Compact flowering shrubs that ask for very little attention, but always look attractive, are a garden asset to be cherished. The Little Princess Spirea is exactly that – reaching around 2 feet tall and about 3 feet wide, seemingly always showing some flowers, and thriving in most garden situations with no significant care needed. With its cheerful pink flowers and easy-going habits, this a plant that belongs in every garden, big or small. It is especially useful for all those spots where beauty needs to be combined with low-care. The Little Princess Spirea is always in high demand so our top-quality stock will not last long!
Growing Little Princess Spirea Shrubs
The Little Princess Spirea is a deciduous dwarf shrub that can be used alone in a small garden, or planted in colorful groups in a larger one. It is also small enough to grow in planter boxes and even large pots, where it will be attractive for months on end without the need for constantly-changing annual flowers. It also grows easily as a low informal hedge, at the front of a bed or around a patio. Just trim once a year in early spring and it will always be neat and attractive.
Small bright-pink flowers are carried in clusters above the leaves, and these are long lasting. Flowering begins with a big display in spring and continuing all summer and even with some forming in early fall (depending on the weather and location). The leaves are small, just ¼ long on thin shoots but up to 1 inch long on robust new growth. They are oval in shape, with a toothed edge, but soft and not spiny at all. From spring to fall they are an attractive mint green color, but when the colder weather of fall arrives, they turn bright, vibrant shades of red, adding their color to this most colorful time of year. This plant has a dense, compact habit that is always neat but relaxed, so it fits perfectly into gardens of any style.
Climate and Hardiness
If you live in the colder areas of the country (specifically in zones 5 and 4), then you know that it can be hard to find a variety of plants to beautify your garden. You don’t have time to protect plants and take elaborate precautions against the cold, so you need easy-care plants. The Little Princess Spirea is about as easy-care as it gets, yet this is a plant that is beautiful too, and one that adds color and interest for months and months.

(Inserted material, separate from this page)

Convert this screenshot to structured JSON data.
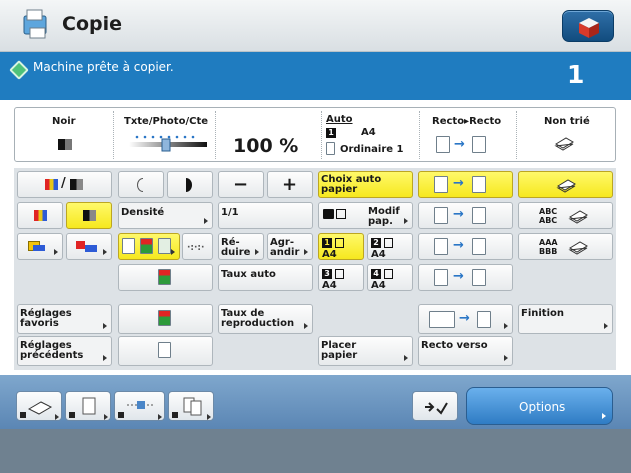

It handles temperatures down to minus 30 without a care, and emerges in spring from the snow ready to go. It has no significant pests or diseases, and it can easily handle normal summer drought without a problem.
Uses in the Garden
Plants of the Little Princess Spirea grow between 1½ and 2½ feet tall, and usually 3 feet across, or even a little more if they are never pruned. This is an ideal size for a specimen in a small garden, and groups of them look very effective in larger beds too. They can be planted in front of taller shrubs to create depth, or in a row to fill a narrow space, perhaps alongside a driveway or at the foot of a fence. This plant is also a good choice for planter boxes, since it does not have a large root system, so it will thrive for years in a limited amount of soil.
Sun Exposure and Soil Conditions
Little Princess Spirea grows most strongly in full sun, but it is happy in partial shade too. It will grow in almost any soil that is not constantly wet, and once established it needs no special attention during the normal dry periods of summer.
Trimming and Maintenance
All that is needed to keep it neat and full of flowers is a light trimming in early spring. Some gardeners choose to remove about one-third of the stems at that time, removing the thinnest, and then shorten back the thicker stems. This keeps the plant more compact and encourages lots of flowers. For an informal hedge, space plants 2 feet apart and trim quite hard in early spring. No further trimming is needed for a neat hedge that is constantly in bloom.
History and Origins of the Little Princess Spirea
The Japanese Spirea (Spiraea japonica) is native to northern parts of Japan and China, and it has been cultivated there for hundreds of years. The wild plant itself is never seen in gardens and almost all the varieties grown were introduced from Japan in the 19th and 20th centuries. The ‘Little Princess’ variety has an obscure origin, and seems to have been first developed in England, at the L. R. Russell Nursery in Windelsham in that country. What may be the same variety was also reported from Holland, and listed in 1953 in the Grootendorst Nursery catalogue.
Whatever its origins, the Little Princess Spirea proved to be an extremely popular variety that is just as popular today as when it was first introduced. Spirea plants are very variable if grown from seed, and cheap seedling plants are never as attractive as selected varieties such as this, so avoid ‘bargains’ and stick to quality!